DATA UNDER STUDY:
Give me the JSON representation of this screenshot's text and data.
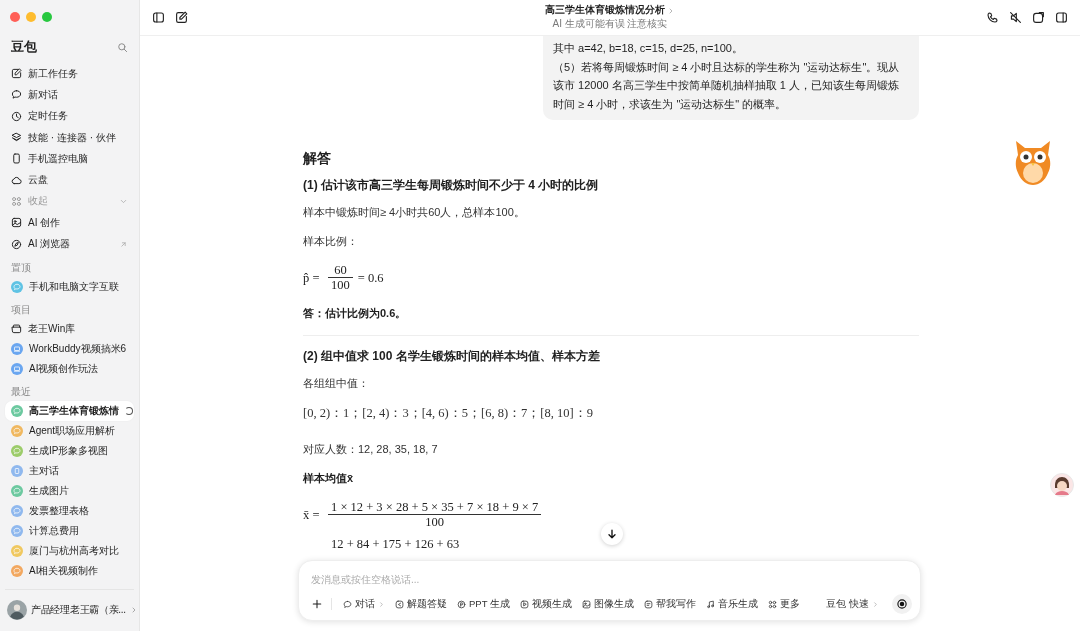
{
  "sidebar": {
    "title": "豆包",
    "nav": [
      {
        "label": "新工作任务",
        "kind": "edit"
      },
      {
        "label": "新对话",
        "kind": "chat"
      },
      {
        "label": "定时任务",
        "kind": "clock"
      },
      {
        "label": "技能 · 连接器 · 伙伴",
        "kind": "layers"
      },
      {
        "label": "手机遥控电脑",
        "kind": "phone"
      },
      {
        "label": "云盘",
        "kind": "cloud"
      },
      {
        "label": "收起",
        "kind": "grid",
        "muted": true,
        "collapsible": true
      },
      {
        "label": "AI 创作",
        "kind": "image"
      },
      {
        "label": "AI 浏览器",
        "kind": "compass",
        "external": true
      }
    ],
    "sections": [
      {
        "heading": "置顶",
        "items": [
          {
            "label": "手机和电脑文字互联",
            "kind": "chat",
            "color": "#5fc3e4",
            "selected": false
          }
        ]
      },
      {
        "heading": "项目",
        "items": [
          {
            "label": "老王Win库",
            "kind": "folder",
            "selected": false
          },
          {
            "label": "WorkBuddy视频搞米6",
            "kind": "laptop",
            "color": "#6aa6f0",
            "selected": false
          },
          {
            "label": "AI视频创作玩法",
            "kind": "laptop",
            "color": "#6aa6f0",
            "selected": false
          }
        ]
      },
      {
        "heading": "最近",
        "items": [
          {
            "label": "高三学生体育锻炼情",
            "kind": "chat",
            "color": "#6cc9a0",
            "selected": true,
            "loading": true
          },
          {
            "label": "Agent职场应用解析",
            "kind": "chat",
            "color": "#f0b860",
            "selected": false
          },
          {
            "label": "生成IP形象多视图",
            "kind": "chat",
            "color": "#9ccc6a",
            "selected": false
          },
          {
            "label": "主对话",
            "kind": "doc",
            "color": "#8fb8ee",
            "selected": false
          },
          {
            "label": "生成图片",
            "kind": "chat",
            "color": "#6cc9a0",
            "selected": false
          },
          {
            "label": "发票整理表格",
            "kind": "chat",
            "color": "#8fb8ee",
            "selected": false
          },
          {
            "label": "计算总费用",
            "kind": "chat",
            "color": "#8fb8ee",
            "selected": false
          },
          {
            "label": "厦门与杭州高考对比",
            "kind": "chat",
            "color": "#f0c860",
            "selected": false
          },
          {
            "label": "AI相关视频制作",
            "kind": "chat",
            "color": "#f2a860",
            "selected": false
          }
        ]
      }
    ],
    "user": {
      "name": "产品经理老王霸（亲..."
    }
  },
  "header": {
    "title": "高三学生体育锻炼情况分析",
    "subtitle": "AI 生成可能有误 注意核实"
  },
  "question": [
    "其中 a=42, b=18, c=15, d=25, n=100。",
    "（5）若将每周锻炼时间 ≥ 4 小时且达标的学生称为 \"运动达标生\"。现从该市 12000 名高三学生中按简单随机抽样抽取 1 人，已知该生每周锻炼时间 ≥ 4 小时，求该生为 \"运动达标生\" 的概率。"
  ],
  "answer": [
    {
      "kind": "h2",
      "text": "解答"
    },
    {
      "kind": "h3",
      "text": "(1) 估计该市高三学生每周锻炼时间不少于 4 小时的比例"
    },
    {
      "kind": "p",
      "text": "样本中锻炼时间≥ 4小时共60人，总样本100。"
    },
    {
      "kind": "p",
      "text": "样本比例："
    },
    {
      "kind": "frac",
      "lhs": "p̂ =",
      "num": "60",
      "den": "100",
      "rhs": "= 0.6"
    },
    {
      "kind": "strong",
      "text": "答：估计比例为0.6。"
    },
    {
      "kind": "hr"
    },
    {
      "kind": "h3",
      "text": "(2) 组中值求 100 名学生锻炼时间的样本均值、样本方差"
    },
    {
      "kind": "p",
      "text": "各组组中值："
    },
    {
      "kind": "math",
      "text": "[0, 2)：1；[2, 4)：3；[4, 6)：5；[6, 8)：7；[8, 10]：9"
    },
    {
      "kind": "p",
      "text": "对应人数：12, 28, 35, 18, 7"
    },
    {
      "kind": "strong",
      "text": "样本均值x̄"
    },
    {
      "kind": "frac",
      "lhs": "x̄ =",
      "num": "1 × 12 + 3 × 28 + 5 × 35 + 7 × 18 + 9 × 7",
      "den": "100"
    },
    {
      "kind": "frac",
      "num": "12 + 84 + 175 + 126 + 63"
    }
  ],
  "composer": {
    "placeholder": "发消息或按住空格说话...",
    "tools": [
      {
        "label": "对话",
        "kind": "chat",
        "trail": true
      },
      {
        "label": "解题答疑",
        "kind": "solve"
      },
      {
        "label": "PPT 生成",
        "kind": "ppt"
      },
      {
        "label": "视频生成",
        "kind": "video"
      },
      {
        "label": "图像生成",
        "kind": "image"
      },
      {
        "label": "帮我写作",
        "kind": "write"
      },
      {
        "label": "音乐生成",
        "kind": "music"
      },
      {
        "label": "更多",
        "kind": "grid"
      }
    ],
    "model": "豆包 快速"
  }
}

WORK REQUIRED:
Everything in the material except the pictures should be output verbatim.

RESPONSE AREA:
Give me the JSON representation of this screenshot's text and data.
{
  "sidebar": {
    "title": "豆包",
    "nav": [
      {
        "label": "新工作任务",
        "kind": "edit"
      },
      {
        "label": "新对话",
        "kind": "chat"
      },
      {
        "label": "定时任务",
        "kind": "clock"
      },
      {
        "label": "技能 · 连接器 · 伙伴",
        "kind": "layers"
      },
      {
        "label": "手机遥控电脑",
        "kind": "phone"
      },
      {
        "label": "云盘",
        "kind": "cloud"
      },
      {
        "label": "收起",
        "kind": "grid",
        "muted": true,
        "collapsible": true
      },
      {
        "label": "AI 创作",
        "kind": "image"
      },
      {
        "label": "AI 浏览器",
        "kind": "compass",
        "external": true
      }
    ],
    "sections": [
      {
        "heading": "置顶",
        "items": [
          {
            "label": "手机和电脑文字互联",
            "kind": "chat",
            "color": "#5fc3e4",
            "selected": false
          }
        ]
      },
      {
        "heading": "项目",
        "items": [
          {
            "label": "老王Win库",
            "kind": "folder",
            "selected": false
          },
          {
            "label": "WorkBuddy视频搞米6",
            "kind": "laptop",
            "color": "#6aa6f0",
            "selected": false
          },
          {
            "label": "AI视频创作玩法",
            "kind": "laptop",
            "color": "#6aa6f0",
            "selected": false
          }
        ]
      },
      {
        "heading": "最近",
        "items": [
          {
            "label": "高三学生体育锻炼情",
            "kind": "chat",
            "color": "#6cc9a0",
            "selected": true,
            "loading": true
          },
          {
            "label": "Agent职场应用解析",
            "kind": "chat",
            "color": "#f0b860",
            "selected": false
          },
          {
            "label": "生成IP形象多视图",
            "kind": "chat",
            "color": "#9ccc6a",
            "selected": false
          },
          {
            "label": "主对话",
            "kind": "doc",
            "color": "#8fb8ee",
            "selected": false
          },
          {
            "label": "生成图片",
            "kind": "chat",
            "color": "#6cc9a0",
            "selected": false
          },
          {
            "label": "发票整理表格",
            "kind": "chat",
            "color": "#8fb8ee",
            "selected": false
          },
          {
            "label": "计算总费用",
            "kind": "chat",
            "color": "#8fb8ee",
            "selected": false
          },
          {
            "label": "厦门与杭州高考对比",
            "kind": "chat",
            "color": "#f0c860",
            "selected": false
          },
          {
            "label": "AI相关视频制作",
            "kind": "chat",
            "color": "#f2a860",
            "selected": false
          }
        ]
      }
    ],
    "user": {
      "name": "产品经理老王霸（亲..."
    }
  },
  "header": {
    "title": "高三学生体育锻炼情况分析",
    "subtitle": "AI 生成可能有误 注意核实"
  },
  "question": [
    "其中 a=42, b=18, c=15, d=25, n=100。",
    "（5）若将每周锻炼时间 ≥ 4 小时且达标的学生称为 \"运动达标生\"。现从该市 12000 名高三学生中按简单随机抽样抽取 1 人，已知该生每周锻炼时间 ≥ 4 小时，求该生为 \"运动达标生\" 的概率。"
  ],
  "answer": [
    {
      "kind": "h2",
      "text": "解答"
    },
    {
      "kind": "h3",
      "text": "(1) 估计该市高三学生每周锻炼时间不少于 4 小时的比例"
    },
    {
      "kind": "p",
      "text": "样本中锻炼时间≥ 4小时共60人，总样本100。"
    },
    {
      "kind": "p",
      "text": "样本比例："
    },
    {
      "kind": "frac",
      "lhs": "p̂ =",
      "num": "60",
      "den": "100",
      "rhs": "= 0.6"
    },
    {
      "kind": "strong",
      "text": "答：估计比例为0.6。"
    },
    {
      "kind": "hr"
    },
    {
      "kind": "h3",
      "text": "(2) 组中值求 100 名学生锻炼时间的样本均值、样本方差"
    },
    {
      "kind": "p",
      "text": "各组组中值："
    },
    {
      "kind": "math",
      "text": "[0, 2)：1；[2, 4)：3；[4, 6)：5；[6, 8)：7；[8, 10]：9"
    },
    {
      "kind": "p",
      "text": "对应人数：12, 28, 35, 18, 7"
    },
    {
      "kind": "strong",
      "text": "样本均值x̄"
    },
    {
      "kind": "frac",
      "lhs": "x̄ =",
      "num": "1 × 12 + 3 × 28 + 5 × 35 + 7 × 18 + 9 × 7",
      "den": "100"
    },
    {
      "kind": "frac",
      "num": "12 + 84 + 175 + 126 + 63"
    }
  ],
  "composer": {
    "placeholder": "发消息或按住空格说话...",
    "tools": [
      {
        "label": "对话",
        "kind": "chat",
        "trail": true
      },
      {
        "label": "解题答疑",
        "kind": "solve"
      },
      {
        "label": "PPT 生成",
        "kind": "ppt"
      },
      {
        "label": "视频生成",
        "kind": "video"
      },
      {
        "label": "图像生成",
        "kind": "image"
      },
      {
        "label": "帮我写作",
        "kind": "write"
      },
      {
        "label": "音乐生成",
        "kind": "music"
      },
      {
        "label": "更多",
        "kind": "grid"
      }
    ],
    "model": "豆包 快速"
  }
}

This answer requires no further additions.